Security firm offered misinformation and press intimidation
V3.co.uk, 12 Feb 2011
Data released as part of a hacking attack by the Anonymous group has shown what appears to be a corporate plan to destroy WikiLeaks.
Aaron Barr, head of security services firm HBGary Federal, claimed last week to have infiltrated the Anonymous hacking group's leadership and to have identified key players.
Less than 24 hours later the group attacked HBGary Federal's servers and posted their content on file sharing sites.
An analysis of the content revealed what appears to be a proposal, written for leading US legal firm Hunton & Williams by HBGary Federal, on how to bring down WikiLeaks (PDF) through a combination of hacking and disinformation.
It was prepared in conjunction with data analysis firm Palantir Technologies and consultants Berico Technologies
The document suggests a campaign of misinformation involving feeding false documents into WikiLeaks and exposing them to discredit the site's output. Hacking attacks against the central WikiLeaks document server in Sweden were also suggested.
The presentation recommended researching the backgrounds of those involved in WikiLeaks to identify "risky behavior", and a media campaign which would " create concern and doubt among moderates".
This media campaign may also have included attacks on journalists perceived as pro-WikiLeaks. The presentation highlighted Glen Greenwald of Salon.com as a key target.
"These are established professionals that have a liberal bent, but ultimately most of them if pushed will choose professional preservation over cause, such is the mentality of most business professionals," it reads. "Without the support of people like Glenn, WikiLeaks would fold."
HBGary Federal told The New York Times in a statement that some of the files stolen and displayed may have been falsified, but the two other companies mentioned in the presentation have now issued statements on the matter.
Berico Technologies confirmed in a statement (PDF) that it had done initial work on a proposal for a law firm on " information security and public relations challenges".
"Our leadership does not condone or support any effort that proactively targets American firms, organisations or individuals," said founders Guy Filippelli and Nick Hallam
"We find such actions reprehensible and are deeply committed to partnering with the best companies in our industry that share our core values. Therefore, we have discontinued all ties with HBGary Federal."
Palantir Technologies has also said that it is severing ties with HBGary Federal.
"The right to free speech and the right to privacy are critical to a flourishing democracy. From its inception, Palantir Technologies has supported these ideals and demonstrated a commitment to building that protects privacy and civil liberties," said co-founder Alex Carp in a statement.
"Furthermore, personally and on behalf of the entire company, I want to publicly apologise to progressive organisations in general, and Mr Greenwald in particular, for any involvement that we may have had in these matters."

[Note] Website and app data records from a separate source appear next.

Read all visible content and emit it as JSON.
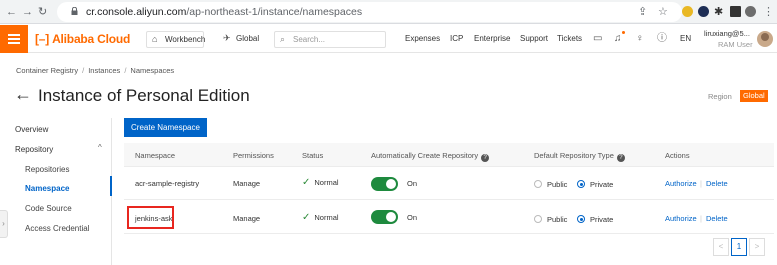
{
  "browser": {
    "url_host": "cr.console.aliyun.com",
    "url_path": "/ap-northeast-1/instance/namespaces"
  },
  "header": {
    "logo_text": "Alibaba Cloud",
    "workbench_label": "Workbench",
    "global_label": "Global",
    "search_placeholder": "Search...",
    "nav": [
      "Expenses",
      "ICP",
      "Enterprise",
      "Support",
      "Tickets"
    ],
    "lang": "EN",
    "user_name": "liruxiang@5...",
    "user_role": "RAM User",
    "accent_color": "#ff6a00"
  },
  "breadcrumb": [
    "Container Registry",
    "Instances",
    "Namespaces"
  ],
  "page": {
    "title": "Instance of Personal Edition",
    "region_label": "Region",
    "region_value": "Global"
  },
  "sidebar": {
    "items": [
      {
        "label": "Overview"
      },
      {
        "label": "Repository"
      },
      {
        "label": "Repositories"
      },
      {
        "label": "Namespace"
      },
      {
        "label": "Code Source"
      },
      {
        "label": "Access Credential"
      }
    ],
    "active": "Namespace"
  },
  "main": {
    "create_button": "Create Namespace",
    "columns": [
      "Namespace",
      "Permissions",
      "Status",
      "Automatically Create Repository",
      "Default Repository Type",
      "Actions"
    ],
    "rows": [
      {
        "namespace": "acr-sample-registry",
        "permissions": "Manage",
        "status": "Normal",
        "auto_create": "On",
        "public_label": "Public",
        "private_label": "Private",
        "default_type": "Private",
        "authorize": "Authorize",
        "delete": "Delete"
      },
      {
        "namespace": "jenkins-ask",
        "permissions": "Manage",
        "status": "Normal",
        "auto_create": "On",
        "public_label": "Public",
        "private_label": "Private",
        "default_type": "Private",
        "authorize": "Authorize",
        "delete": "Delete"
      }
    ],
    "pagination": {
      "prev": "<",
      "current": "1",
      "next": ">"
    }
  }
}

According to the emails, the presentation was prepared for Hunton & Williams, which counts Bank of America among its clients. Hunton & Williams has reportedly declined to comment, but Bank of America issued a statement yesterday denying involvement in the presentation.
"We have not engaged in, nor do we have any plans to engage in, the practices discussed in this alleged presentation by HBGary," said Lawrence DiRita, a Bank of America spokesman.

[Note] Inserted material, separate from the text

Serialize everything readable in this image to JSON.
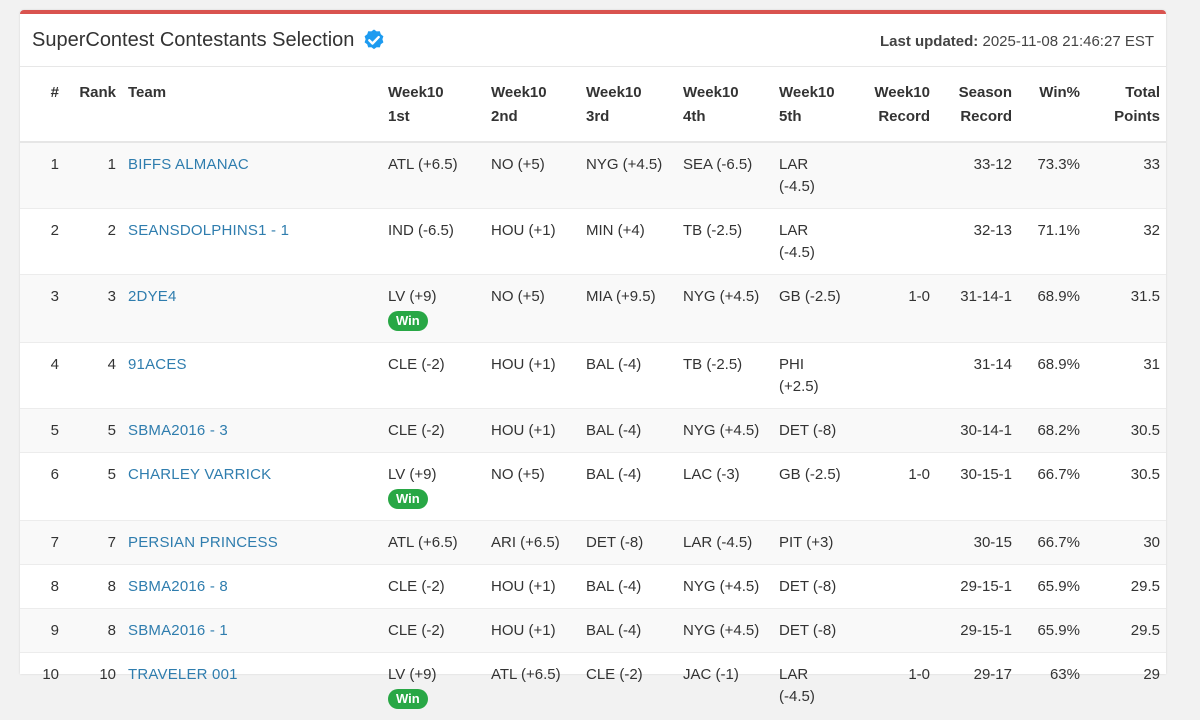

In another set of documents, HBGary Federal appears to have offered a plan for the US Chamber of Commerce to "mitigate the effect of adversarial groups" like US Chamber Watch. The plan suggested a strategy to "discredit, confuse, shame, combat, infiltrate and fracture" these groups.
"The leaked emails appear to show that HBGary Federal was willing to propose questionable actions in an attempt to drum up business, but the Chamber was not aware of these proposals until HBGary’s emails leaked," Tom Collamore, a Chamber of Commerce spokesman, told The New York Times.